Alex Muller, note the hard-work hands on a then15 year old
Wally Muller had two sons who were left ashore during their school years. Both were anxious to use scuba on trips with dad aboard Coralita.
Wally devised a simple rule to test their water ability. A test that all scuba instructors should have adopted. He said: “You can try diving on scuba when you can free dive ten meters deep”.
Nobody should be allowed to dive on scuba until they pass this simple test.
Alexander Muller appeared in documentary films about sharks that were being made from aboard his father’s charter boat. He received at least one credit in the title of a Ron Taylor shark film.

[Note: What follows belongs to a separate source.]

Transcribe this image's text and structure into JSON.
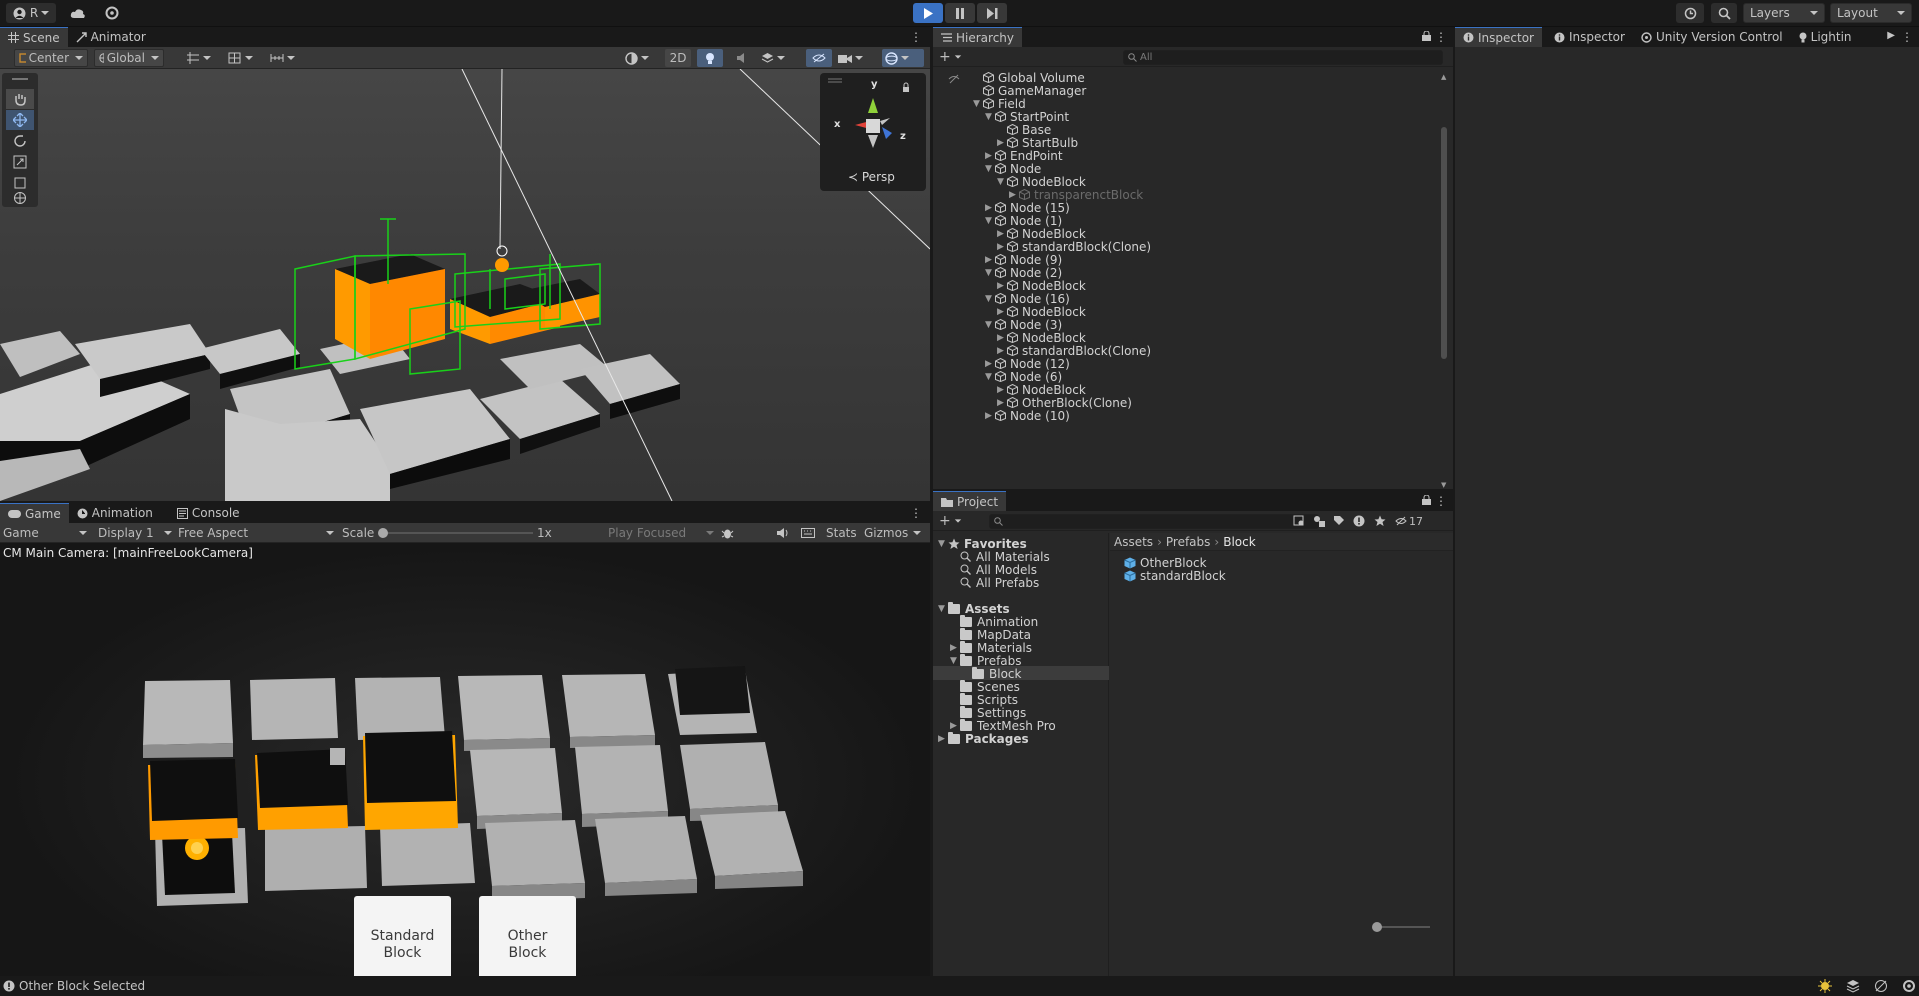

Deckhand Richard Weir (who represented Australia in the World Spear Fishing Championships, Chili) was so impressed with Alex’s fearless attitude toward sharks while spearfishing.
“He’d hold any struggling fish against his body and fight the sharks off with a speargun” said Richard, “he wasn’t going to let any shark beat him to the catch”.
(Remember how one ‘famous’ underwater naturalist confessed in an interview that ‘he’d panicked at the sight of a white tip shark in shallow water blocking his return to shore’.
The sharks Alexander was fighting were Grey reef whalers – not the less dangerous (to unintentionally bite), white tip reef sharks.
At one time young Alexander was creeping up behind people and shouting “BOO”. It was a stunt used so often that led to his nick name Boo still in use by his many friends and mates.
(It is also the name of a city in Sweden).
Another time Alexander had come aboard direct from three months work aboard a prawn trawler. His hands were badly knocked about from fish and prawn spines and other sharp objects. In terrible condition for a young man.
It didn’t seem to both Alex in the least.
He was a tough kid then and it has never changed.
Some of his many adventures are quite amazing. Like his father before him, he is now a professional fisherman working out of Yeppoon, Queensland.